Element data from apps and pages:
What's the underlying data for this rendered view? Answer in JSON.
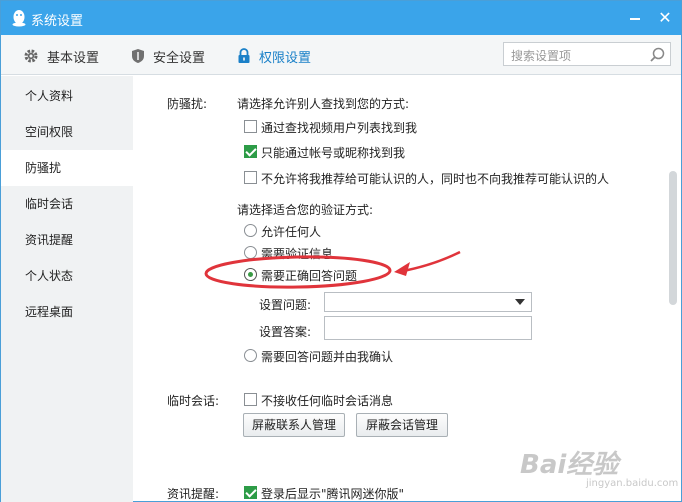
{
  "window": {
    "title": "系统设置",
    "minimize_icon": "minimize-icon",
    "close_label": "✕",
    "accent": "#3aa4ea"
  },
  "tabs": [
    {
      "label": "基本设置",
      "icon": "gear-icon"
    },
    {
      "label": "安全设置",
      "icon": "shield-icon"
    },
    {
      "label": "权限设置",
      "icon": "lock-icon",
      "active": true
    }
  ],
  "search": {
    "placeholder": "搜索设置项",
    "icon": "search-icon"
  },
  "sidebar": {
    "items": [
      {
        "label": "个人资料"
      },
      {
        "label": "空间权限"
      },
      {
        "label": "防骚扰",
        "active": true
      },
      {
        "label": "临时会话"
      },
      {
        "label": "资讯提醒"
      },
      {
        "label": "个人状态"
      },
      {
        "label": "远程桌面"
      }
    ]
  },
  "harassment": {
    "section_label": "防骚扰:",
    "find_prompt": "请选择允许别人查找到您的方式:",
    "find_options": [
      {
        "label": "通过查找视频用户列表找到我",
        "checked": false
      },
      {
        "label": "只能通过帐号或昵称找到我",
        "checked": true
      },
      {
        "label": "不允许将我推荐给可能认识的人，同时也不向我推荐可能认识的人",
        "checked": false
      }
    ],
    "verify_prompt": "请选择适合您的验证方式:",
    "verify_options": [
      {
        "label": "允许任何人",
        "selected": false
      },
      {
        "label": "需要验证信息",
        "selected": false
      },
      {
        "label": "需要正确回答问题",
        "selected": true
      },
      {
        "label": "需要回答问题并由我确认",
        "selected": false
      }
    ],
    "question_label": "设置问题:",
    "question_value": "",
    "answer_label": "设置答案:",
    "answer_value": ""
  },
  "temp_session": {
    "section_label": "临时会话:",
    "option": {
      "label": "不接收任何临时会话消息",
      "checked": false
    },
    "buttons": [
      "屏蔽联系人管理",
      "屏蔽会话管理"
    ]
  },
  "news": {
    "section_label": "资讯提醒:",
    "option": {
      "label": "登录后显示\"腾讯网迷你版\"",
      "checked": true
    }
  },
  "annotation": {
    "color": "#e0343b"
  },
  "watermark": {
    "text": "Bai经验",
    "sub": "jingyan.baidu.com"
  }
}
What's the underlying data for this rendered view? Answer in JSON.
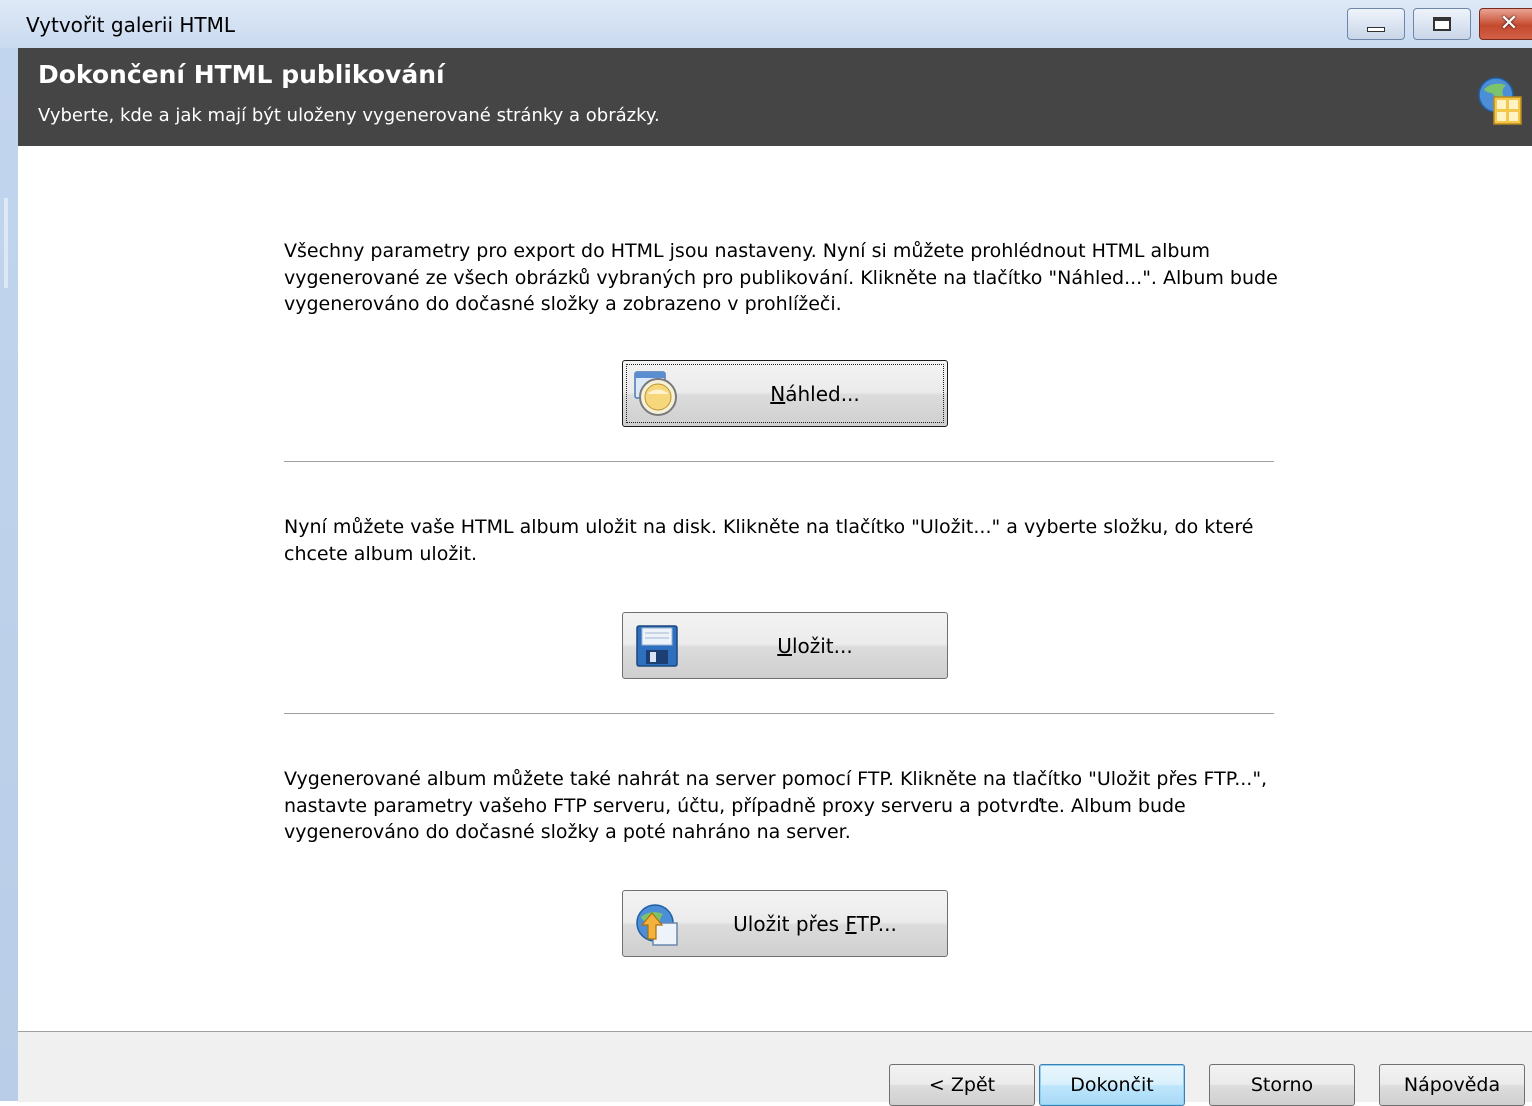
{
  "window": {
    "title": "Vytvořit galerii HTML",
    "controls": [
      "minimize",
      "maximize",
      "close"
    ],
    "close_glyph": "✕"
  },
  "header": {
    "title": "Dokončení HTML publikování",
    "subtitle": "Vyberte, kde a jak mají být uloženy vygenerované stránky a obrázky.",
    "icon": "html-gallery-icon"
  },
  "sections": [
    {
      "text": "Všechny parametry pro export do HTML jsou nastaveny. Nyní si můžete prohlédnout HTML album vygenerované ze všech obrázků vybraných pro publikování. Klikněte na tlačítko \"Náhled...\". Album bude vygenerováno do dočasné složky a zobrazeno v prohlížeči.",
      "button": {
        "accel": "N",
        "rest": "áhled...",
        "pre": "",
        "icon": "preview-icon"
      }
    },
    {
      "text": "Nyní můžete vaše HTML album uložit na disk. Klikněte na tlačítko \"Uložit...\" a vyberte složku, do které chcete album uložit.",
      "button": {
        "accel": "U",
        "rest": "ložit...",
        "pre": "",
        "icon": "floppy-disk-icon"
      }
    },
    {
      "text": "Vygenerované album můžete také nahrát na server pomocí FTP. Klikněte na tlačítko \"Uložit přes FTP...\", nastavte parametry vašeho FTP serveru, účtu, případně proxy serveru a potvrďte. Album bude vygenerováno do dočasné složky a poté nahráno na server.",
      "button": {
        "pre": "Uložit přes ",
        "accel": "F",
        "rest": "TP...",
        "icon": "ftp-upload-icon"
      }
    }
  ],
  "footer": {
    "back": "< Zpět",
    "finish": "Dokončit",
    "cancel": "Storno",
    "help": "Nápověda"
  },
  "colors": {
    "header_bg": "#454545",
    "default_button_border": "#3c7fb1"
  }
}
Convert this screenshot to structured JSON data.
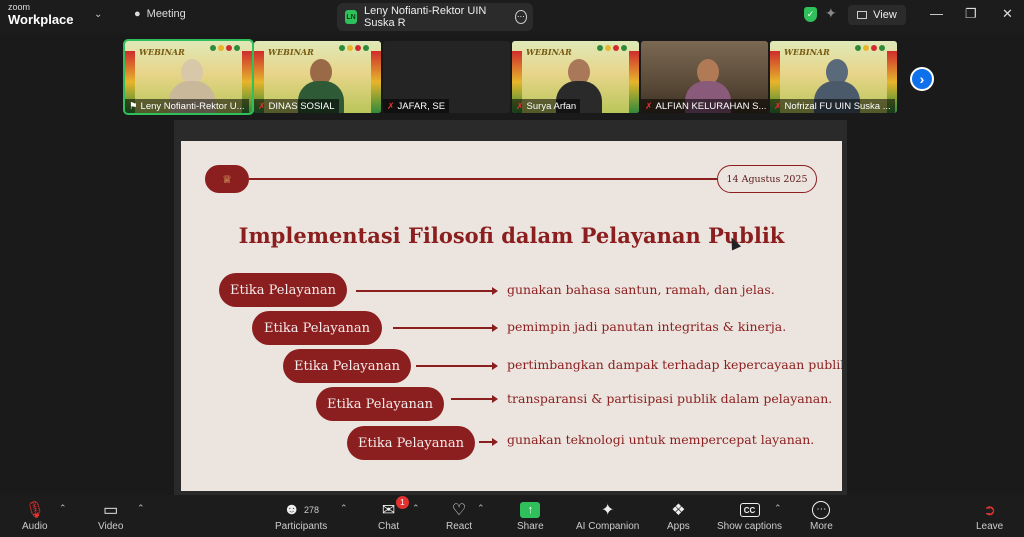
{
  "app": {
    "brand_small": "zoom",
    "brand_name": "Workplace"
  },
  "tabs": {
    "meeting_label": "Meeting",
    "active_initials": "LN",
    "active_title": "Leny Nofianti-Rektor UIN Suska R",
    "view_label": "View"
  },
  "gallery": {
    "participants": [
      {
        "name": "Leny Nofianti-Rektor U...",
        "pinned": true,
        "active": true
      },
      {
        "name": "DINAS SOSIAL"
      },
      {
        "name": "JAFAR, SE"
      },
      {
        "name": "Surya Arfan"
      },
      {
        "name": "ALFIAN KELURAHAN S..."
      },
      {
        "name": "Nofrizal FU UIN Suska ..."
      }
    ],
    "banner_text": "WEBINAR"
  },
  "slide": {
    "date": "14 Agustus 2025",
    "title": "Implementasi Filosofi dalam Pelayanan Publik",
    "rows": [
      {
        "label": "Etika Pelayanan",
        "text": "gunakan bahasa santun, ramah, dan jelas."
      },
      {
        "label": "Etika Pelayanan",
        "text": "pemimpin jadi panutan integritas & kinerja."
      },
      {
        "label": "Etika Pelayanan",
        "text": "pertimbangkan dampak terhadap kepercayaan publik."
      },
      {
        "label": "Etika Pelayanan",
        "text": "transparansi & partisipasi publik dalam pelayanan."
      },
      {
        "label": "Etika Pelayanan",
        "text": "gunakan teknologi untuk mempercepat layanan."
      }
    ],
    "accent": "#8b1e1e"
  },
  "toolbar": {
    "audio": "Audio",
    "video": "Video",
    "participants": "Participants",
    "participants_count": "278",
    "chat": "Chat",
    "chat_badge": "1",
    "react": "React",
    "share": "Share",
    "ai": "AI Companion",
    "apps": "Apps",
    "captions": "Show captions",
    "more": "More",
    "leave": "Leave"
  }
}
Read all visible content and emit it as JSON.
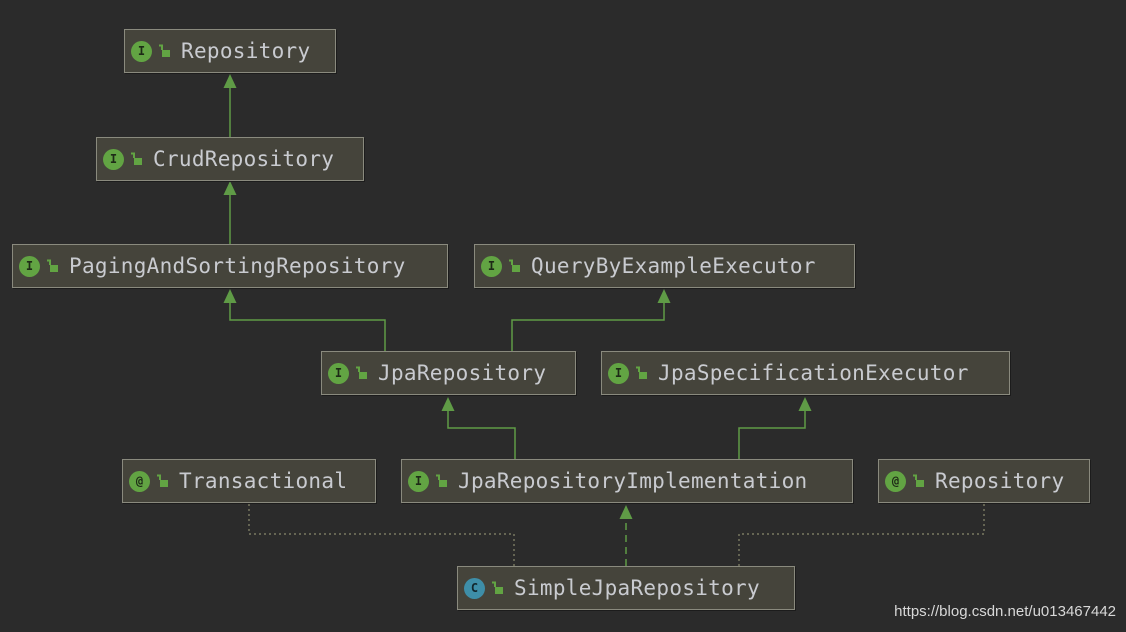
{
  "nodes": {
    "repository": {
      "label": "Repository",
      "kind": "interface",
      "badge": "I"
    },
    "crud_repository": {
      "label": "CrudRepository",
      "kind": "interface",
      "badge": "I"
    },
    "paging_and_sorting_repository": {
      "label": "PagingAndSortingRepository",
      "kind": "interface",
      "badge": "I"
    },
    "query_by_example_executor": {
      "label": "QueryByExampleExecutor",
      "kind": "interface",
      "badge": "I"
    },
    "jpa_repository": {
      "label": "JpaRepository",
      "kind": "interface",
      "badge": "I"
    },
    "jpa_specification_executor": {
      "label": "JpaSpecificationExecutor",
      "kind": "interface",
      "badge": "I"
    },
    "transactional": {
      "label": "Transactional",
      "kind": "annotation",
      "badge": "@"
    },
    "jpa_repository_implementation": {
      "label": "JpaRepositoryImplementation",
      "kind": "interface",
      "badge": "I"
    },
    "repository_annotation": {
      "label": "Repository",
      "kind": "annotation",
      "badge": "@"
    },
    "simple_jpa_repository": {
      "label": "SimpleJpaRepository",
      "kind": "class",
      "badge": "C"
    }
  },
  "edges": [
    {
      "from": "crud_repository",
      "to": "repository",
      "type": "extends"
    },
    {
      "from": "paging_and_sorting_repository",
      "to": "crud_repository",
      "type": "extends"
    },
    {
      "from": "jpa_repository",
      "to": "paging_and_sorting_repository",
      "type": "extends"
    },
    {
      "from": "jpa_repository",
      "to": "query_by_example_executor",
      "type": "extends"
    },
    {
      "from": "jpa_repository_implementation",
      "to": "jpa_repository",
      "type": "extends"
    },
    {
      "from": "jpa_repository_implementation",
      "to": "jpa_specification_executor",
      "type": "extends"
    },
    {
      "from": "simple_jpa_repository",
      "to": "jpa_repository_implementation",
      "type": "implements"
    },
    {
      "from": "simple_jpa_repository",
      "to": "transactional",
      "type": "annotated"
    },
    {
      "from": "simple_jpa_repository",
      "to": "repository_annotation",
      "type": "annotated"
    }
  ],
  "colors": {
    "background": "#2b2b2b",
    "node_fill": "#45443b",
    "node_border": "#8a8a7e",
    "edge": "#5f9b46",
    "annotation_edge": "#8a8a6e",
    "interface_badge": "#62a443",
    "class_badge": "#3e8ea8",
    "text": "#c9cbd0"
  },
  "icons": {
    "visibility": "open-lock-icon"
  },
  "watermark": "https://blog.csdn.net/u013467442"
}
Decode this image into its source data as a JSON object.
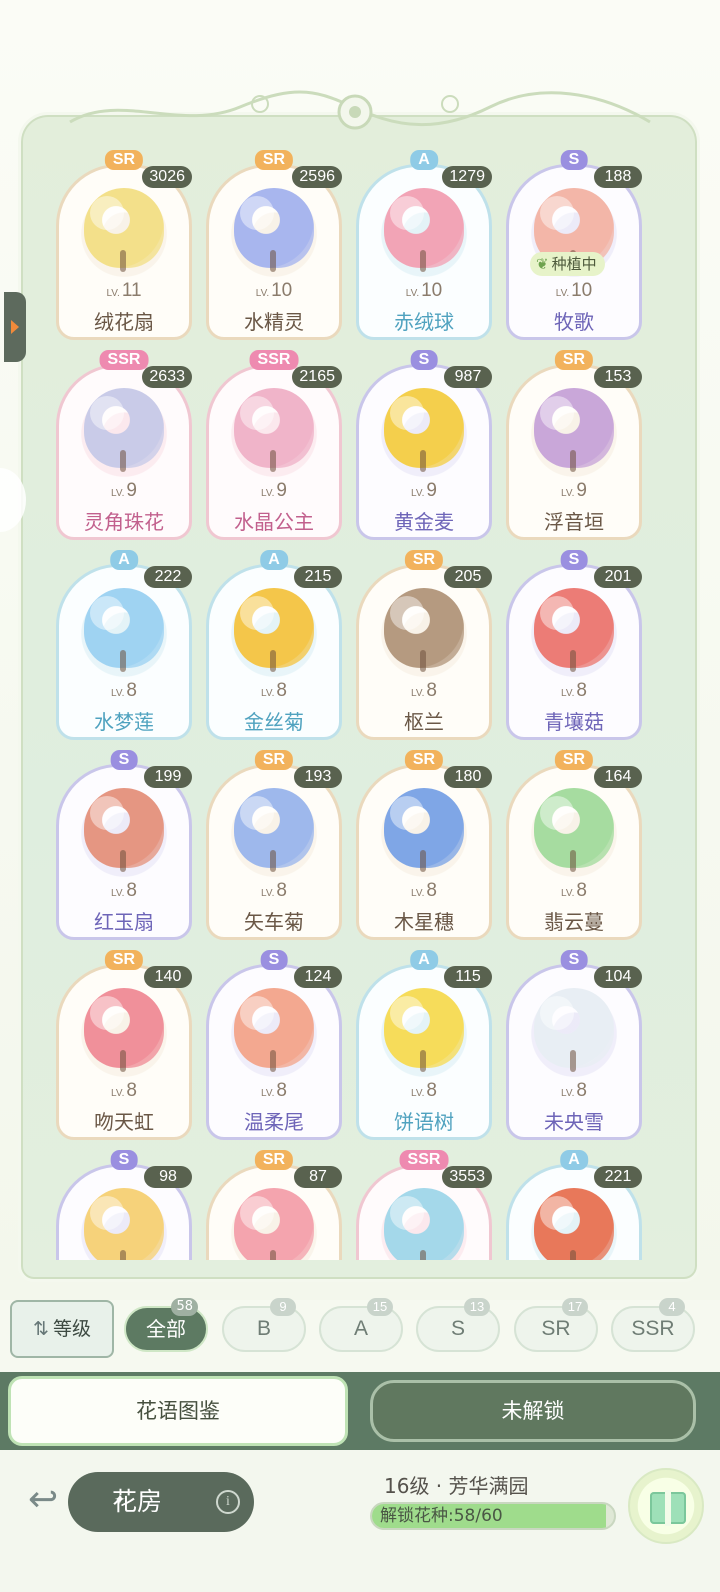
{
  "colors": {
    "frame_bg": "#e3eedb",
    "count_badge": "#59624f",
    "rarity_SR": "#f2b25c",
    "rarity_SSR": "#ee8ab0",
    "rarity_S": "#9a8fe0",
    "rarity_A": "#8fcbe6",
    "tab_bar": "#5d7a64"
  },
  "flowers": [
    {
      "rarity": "SR",
      "count": "3026",
      "lv": "11",
      "name": "绒花扇",
      "color": "#f3e08a"
    },
    {
      "rarity": "SR",
      "count": "2596",
      "lv": "10",
      "name": "水精灵",
      "color": "#a8b6ee"
    },
    {
      "rarity": "A",
      "count": "1279",
      "lv": "10",
      "name": "赤绒球",
      "color": "#f2a4b6"
    },
    {
      "rarity": "S",
      "count": "188",
      "lv": "10",
      "name": "牧歌",
      "color": "#f3b6a8",
      "status": "种植中"
    },
    {
      "rarity": "SSR",
      "count": "2633",
      "lv": "9",
      "name": "灵角珠花",
      "color": "#c9cbe8"
    },
    {
      "rarity": "SSR",
      "count": "2165",
      "lv": "9",
      "name": "水晶公主",
      "color": "#f0b4c9"
    },
    {
      "rarity": "S",
      "count": "987",
      "lv": "9",
      "name": "黄金麦",
      "color": "#f4cf4c"
    },
    {
      "rarity": "SR",
      "count": "153",
      "lv": "9",
      "name": "浮音垣",
      "color": "#c9a7d9"
    },
    {
      "rarity": "A",
      "count": "222",
      "lv": "8",
      "name": "水梦莲",
      "color": "#9fd3f2"
    },
    {
      "rarity": "A",
      "count": "215",
      "lv": "8",
      "name": "金丝菊",
      "color": "#f4c64a"
    },
    {
      "rarity": "SR",
      "count": "205",
      "lv": "8",
      "name": "枢兰",
      "color": "#b59a80"
    },
    {
      "rarity": "S",
      "count": "201",
      "lv": "8",
      "name": "青壤菇",
      "color": "#ec7c76"
    },
    {
      "rarity": "S",
      "count": "199",
      "lv": "8",
      "name": "红玉扇",
      "color": "#e59682"
    },
    {
      "rarity": "SR",
      "count": "193",
      "lv": "8",
      "name": "矢车菊",
      "color": "#9eb8ec"
    },
    {
      "rarity": "SR",
      "count": "180",
      "lv": "8",
      "name": "木星穗",
      "color": "#7fa6e6"
    },
    {
      "rarity": "SR",
      "count": "164",
      "lv": "8",
      "name": "翡云蔓",
      "color": "#a6dca0"
    },
    {
      "rarity": "SR",
      "count": "140",
      "lv": "8",
      "name": "吻天虹",
      "color": "#f0909a"
    },
    {
      "rarity": "S",
      "count": "124",
      "lv": "8",
      "name": "温柔尾",
      "color": "#f3a890"
    },
    {
      "rarity": "A",
      "count": "115",
      "lv": "8",
      "name": "饼语树",
      "color": "#f6dc5a"
    },
    {
      "rarity": "S",
      "count": "104",
      "lv": "8",
      "name": "未央雪",
      "color": "#e8eef4"
    },
    {
      "rarity": "S",
      "count": "98",
      "lv": "",
      "name": "",
      "color": "#f6d27a"
    },
    {
      "rarity": "SR",
      "count": "87",
      "lv": "",
      "name": "",
      "color": "#f4a4ae"
    },
    {
      "rarity": "SSR",
      "count": "3553",
      "lv": "",
      "name": "",
      "color": "#a4d8ea"
    },
    {
      "rarity": "A",
      "count": "221",
      "lv": "",
      "name": "",
      "color": "#e8785a"
    }
  ],
  "lv_prefix": "LV.",
  "sort_button": {
    "label": "等级",
    "icon": "sort-icon"
  },
  "filters": [
    {
      "label": "全部",
      "count": "58",
      "active": true
    },
    {
      "label": "B",
      "count": "9"
    },
    {
      "label": "A",
      "count": "15"
    },
    {
      "label": "S",
      "count": "13"
    },
    {
      "label": "SR",
      "count": "17"
    },
    {
      "label": "SSR",
      "count": "4"
    }
  ],
  "tabs": {
    "collection": "花语图鉴",
    "locked": "未解锁"
  },
  "bottom": {
    "back_icon": "back-arrow-icon",
    "room_label": "花房",
    "info_icon": "i",
    "level_title": "16级 · 芳华满园",
    "unlock_label": "解锁花种:58/60",
    "unlock_progress": 0.9667,
    "gift_icon": "gift-box-icon"
  }
}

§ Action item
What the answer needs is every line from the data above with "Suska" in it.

§ Task result
    "active_title": "Leny Nofianti-Rektor UIN Suska R",
        "name": "Nofrizal FU UIN Suska ..."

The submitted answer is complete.